How to complete this task » Look through the material below, count the lines containing the word "name", and state only the count.

Data supplied »

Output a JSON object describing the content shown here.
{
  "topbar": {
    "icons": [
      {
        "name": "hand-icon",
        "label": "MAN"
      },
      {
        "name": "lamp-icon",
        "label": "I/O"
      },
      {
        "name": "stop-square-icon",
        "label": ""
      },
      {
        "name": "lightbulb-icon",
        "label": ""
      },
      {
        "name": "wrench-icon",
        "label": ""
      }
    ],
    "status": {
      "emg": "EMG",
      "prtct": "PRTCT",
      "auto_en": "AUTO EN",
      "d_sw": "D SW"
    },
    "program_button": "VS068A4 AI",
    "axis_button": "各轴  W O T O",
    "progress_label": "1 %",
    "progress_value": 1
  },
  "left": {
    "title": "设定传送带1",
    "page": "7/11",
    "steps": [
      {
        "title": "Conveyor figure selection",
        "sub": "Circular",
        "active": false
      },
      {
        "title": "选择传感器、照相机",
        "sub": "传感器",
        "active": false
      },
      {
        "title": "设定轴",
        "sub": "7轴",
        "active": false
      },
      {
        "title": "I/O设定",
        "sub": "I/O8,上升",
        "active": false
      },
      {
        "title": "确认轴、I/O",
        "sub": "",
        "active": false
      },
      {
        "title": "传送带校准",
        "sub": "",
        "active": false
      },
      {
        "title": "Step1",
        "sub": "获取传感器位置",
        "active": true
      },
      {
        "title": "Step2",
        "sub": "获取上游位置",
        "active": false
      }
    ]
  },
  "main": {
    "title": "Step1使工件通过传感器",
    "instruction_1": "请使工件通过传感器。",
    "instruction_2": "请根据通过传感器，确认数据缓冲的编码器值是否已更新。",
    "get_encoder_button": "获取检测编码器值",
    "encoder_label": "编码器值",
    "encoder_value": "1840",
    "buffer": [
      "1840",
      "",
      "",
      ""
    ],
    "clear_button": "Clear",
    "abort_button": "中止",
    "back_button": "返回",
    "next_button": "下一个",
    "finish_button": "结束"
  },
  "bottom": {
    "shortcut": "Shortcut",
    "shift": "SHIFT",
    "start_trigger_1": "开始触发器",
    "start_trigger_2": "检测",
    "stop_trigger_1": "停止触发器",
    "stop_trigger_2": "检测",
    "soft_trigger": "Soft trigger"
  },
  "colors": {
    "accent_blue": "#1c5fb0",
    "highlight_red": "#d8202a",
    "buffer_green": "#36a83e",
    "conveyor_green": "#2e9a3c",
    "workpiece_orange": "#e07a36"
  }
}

Written solution » 5